## EXERCISE BRIEF:
Please copy each line below that contains the string "screenshot".

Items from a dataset
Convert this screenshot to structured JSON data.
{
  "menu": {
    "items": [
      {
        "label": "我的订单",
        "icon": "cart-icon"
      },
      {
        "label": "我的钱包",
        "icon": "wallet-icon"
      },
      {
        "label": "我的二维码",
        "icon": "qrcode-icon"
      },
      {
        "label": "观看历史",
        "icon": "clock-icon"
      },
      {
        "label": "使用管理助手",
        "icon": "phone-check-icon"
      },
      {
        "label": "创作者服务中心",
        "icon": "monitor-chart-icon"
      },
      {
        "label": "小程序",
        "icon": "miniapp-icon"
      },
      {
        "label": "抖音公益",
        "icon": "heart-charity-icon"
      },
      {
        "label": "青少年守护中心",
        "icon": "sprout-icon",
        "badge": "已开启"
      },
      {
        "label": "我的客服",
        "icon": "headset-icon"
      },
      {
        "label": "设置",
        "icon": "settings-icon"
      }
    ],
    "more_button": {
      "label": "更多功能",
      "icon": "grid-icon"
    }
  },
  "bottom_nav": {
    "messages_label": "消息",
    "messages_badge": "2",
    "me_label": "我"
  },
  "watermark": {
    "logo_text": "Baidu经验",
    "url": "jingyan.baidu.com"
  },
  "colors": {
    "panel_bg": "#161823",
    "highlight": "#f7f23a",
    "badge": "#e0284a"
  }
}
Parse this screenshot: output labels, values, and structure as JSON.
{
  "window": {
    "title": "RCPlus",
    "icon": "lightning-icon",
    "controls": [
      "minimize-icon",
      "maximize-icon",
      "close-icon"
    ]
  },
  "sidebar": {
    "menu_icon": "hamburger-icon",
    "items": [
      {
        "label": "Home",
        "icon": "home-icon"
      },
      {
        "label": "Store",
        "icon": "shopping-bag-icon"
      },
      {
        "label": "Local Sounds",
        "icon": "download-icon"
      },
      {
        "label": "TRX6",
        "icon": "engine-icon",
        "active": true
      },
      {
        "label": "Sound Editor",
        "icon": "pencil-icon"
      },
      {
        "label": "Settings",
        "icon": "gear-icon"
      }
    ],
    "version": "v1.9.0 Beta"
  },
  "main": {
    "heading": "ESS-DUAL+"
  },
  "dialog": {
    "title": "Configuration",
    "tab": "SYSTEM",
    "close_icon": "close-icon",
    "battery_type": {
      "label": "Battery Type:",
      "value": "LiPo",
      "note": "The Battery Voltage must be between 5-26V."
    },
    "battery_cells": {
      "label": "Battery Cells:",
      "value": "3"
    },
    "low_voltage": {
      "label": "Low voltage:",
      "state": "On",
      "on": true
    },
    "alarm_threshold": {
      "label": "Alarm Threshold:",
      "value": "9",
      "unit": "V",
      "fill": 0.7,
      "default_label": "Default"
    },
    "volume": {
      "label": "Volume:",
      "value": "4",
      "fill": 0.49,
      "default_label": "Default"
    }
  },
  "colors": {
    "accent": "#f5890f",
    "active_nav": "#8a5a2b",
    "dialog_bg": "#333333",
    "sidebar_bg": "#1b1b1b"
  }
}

## EXERCISE RESULT:
Convert this screenshot to structured JSON data.
Parse this screenshot: output labels, values, and structure as JSON.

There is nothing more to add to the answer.